(Page and application data records)

Content starts

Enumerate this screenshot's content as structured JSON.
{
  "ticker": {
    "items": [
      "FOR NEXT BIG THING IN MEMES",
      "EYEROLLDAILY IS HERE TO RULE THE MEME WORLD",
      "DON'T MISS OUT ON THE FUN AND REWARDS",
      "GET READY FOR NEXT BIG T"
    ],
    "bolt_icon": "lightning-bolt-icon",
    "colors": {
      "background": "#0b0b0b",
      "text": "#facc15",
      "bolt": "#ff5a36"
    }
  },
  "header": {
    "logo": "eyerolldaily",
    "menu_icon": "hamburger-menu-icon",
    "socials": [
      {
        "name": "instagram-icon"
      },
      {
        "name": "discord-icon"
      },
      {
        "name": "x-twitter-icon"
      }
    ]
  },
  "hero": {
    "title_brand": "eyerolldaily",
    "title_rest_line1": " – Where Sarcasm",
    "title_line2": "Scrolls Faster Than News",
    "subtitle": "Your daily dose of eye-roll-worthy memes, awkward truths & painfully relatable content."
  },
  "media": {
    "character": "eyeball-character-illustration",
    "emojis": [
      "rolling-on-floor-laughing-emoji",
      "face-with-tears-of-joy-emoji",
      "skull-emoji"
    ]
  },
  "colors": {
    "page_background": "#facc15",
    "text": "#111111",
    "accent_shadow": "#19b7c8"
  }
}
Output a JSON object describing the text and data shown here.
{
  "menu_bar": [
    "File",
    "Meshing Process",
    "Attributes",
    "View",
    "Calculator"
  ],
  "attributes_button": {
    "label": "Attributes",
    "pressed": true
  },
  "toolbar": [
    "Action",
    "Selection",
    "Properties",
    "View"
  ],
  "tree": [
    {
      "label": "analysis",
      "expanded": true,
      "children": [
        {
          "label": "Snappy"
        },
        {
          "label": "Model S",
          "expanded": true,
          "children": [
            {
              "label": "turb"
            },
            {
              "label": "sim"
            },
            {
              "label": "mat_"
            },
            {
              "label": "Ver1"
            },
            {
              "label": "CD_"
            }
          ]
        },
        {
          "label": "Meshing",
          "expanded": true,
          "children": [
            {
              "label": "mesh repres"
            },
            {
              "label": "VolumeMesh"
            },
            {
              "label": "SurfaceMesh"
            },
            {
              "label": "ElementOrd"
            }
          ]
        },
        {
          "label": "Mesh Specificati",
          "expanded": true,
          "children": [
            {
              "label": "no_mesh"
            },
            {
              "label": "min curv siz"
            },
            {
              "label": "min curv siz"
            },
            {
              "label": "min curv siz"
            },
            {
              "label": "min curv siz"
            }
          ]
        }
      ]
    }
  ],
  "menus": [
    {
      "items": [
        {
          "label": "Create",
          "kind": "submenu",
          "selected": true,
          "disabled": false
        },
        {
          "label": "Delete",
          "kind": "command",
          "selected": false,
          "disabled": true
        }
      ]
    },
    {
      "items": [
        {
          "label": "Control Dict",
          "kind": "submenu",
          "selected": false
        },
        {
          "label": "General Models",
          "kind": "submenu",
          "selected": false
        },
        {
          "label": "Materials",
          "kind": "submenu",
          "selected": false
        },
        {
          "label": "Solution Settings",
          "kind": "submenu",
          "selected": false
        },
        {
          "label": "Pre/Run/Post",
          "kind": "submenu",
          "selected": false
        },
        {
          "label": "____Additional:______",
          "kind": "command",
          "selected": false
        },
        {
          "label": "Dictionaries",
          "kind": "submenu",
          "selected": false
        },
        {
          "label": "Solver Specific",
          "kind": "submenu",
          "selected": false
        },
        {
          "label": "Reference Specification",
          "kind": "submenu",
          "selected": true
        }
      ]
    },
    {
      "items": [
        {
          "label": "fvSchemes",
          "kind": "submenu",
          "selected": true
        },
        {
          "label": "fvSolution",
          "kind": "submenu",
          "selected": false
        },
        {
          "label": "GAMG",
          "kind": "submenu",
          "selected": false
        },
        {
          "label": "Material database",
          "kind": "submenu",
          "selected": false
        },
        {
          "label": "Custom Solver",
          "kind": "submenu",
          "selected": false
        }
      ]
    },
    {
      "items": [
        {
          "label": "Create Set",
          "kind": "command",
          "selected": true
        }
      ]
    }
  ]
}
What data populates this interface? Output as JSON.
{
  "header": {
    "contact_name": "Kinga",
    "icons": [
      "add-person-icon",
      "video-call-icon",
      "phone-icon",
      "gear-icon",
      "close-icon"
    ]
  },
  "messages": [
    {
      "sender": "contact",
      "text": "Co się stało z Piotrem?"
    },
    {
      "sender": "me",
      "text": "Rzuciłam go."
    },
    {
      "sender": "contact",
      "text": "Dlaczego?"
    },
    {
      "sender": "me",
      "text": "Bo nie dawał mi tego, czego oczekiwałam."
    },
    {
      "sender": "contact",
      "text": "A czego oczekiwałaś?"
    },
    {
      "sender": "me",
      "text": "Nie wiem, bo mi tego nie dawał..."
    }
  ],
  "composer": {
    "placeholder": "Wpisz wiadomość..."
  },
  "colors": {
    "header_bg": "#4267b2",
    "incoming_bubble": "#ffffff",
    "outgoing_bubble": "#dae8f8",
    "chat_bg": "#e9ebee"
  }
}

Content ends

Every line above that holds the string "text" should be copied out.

## RESPONSE TO THE TASK
      "text": "#facc15",
    "text": "#111111",
Output a JSON object describing the text and data shown here.
      "text": "Co się stało z Piotrem?"
      "text": "Rzuciłam go."
      "text": "Dlaczego?"
      "text": "Bo nie dawał mi tego, czego oczekiwałam."
      "text": "A czego oczekiwałaś?"
      "text": "Nie wiem, bo mi tego nie dawał..."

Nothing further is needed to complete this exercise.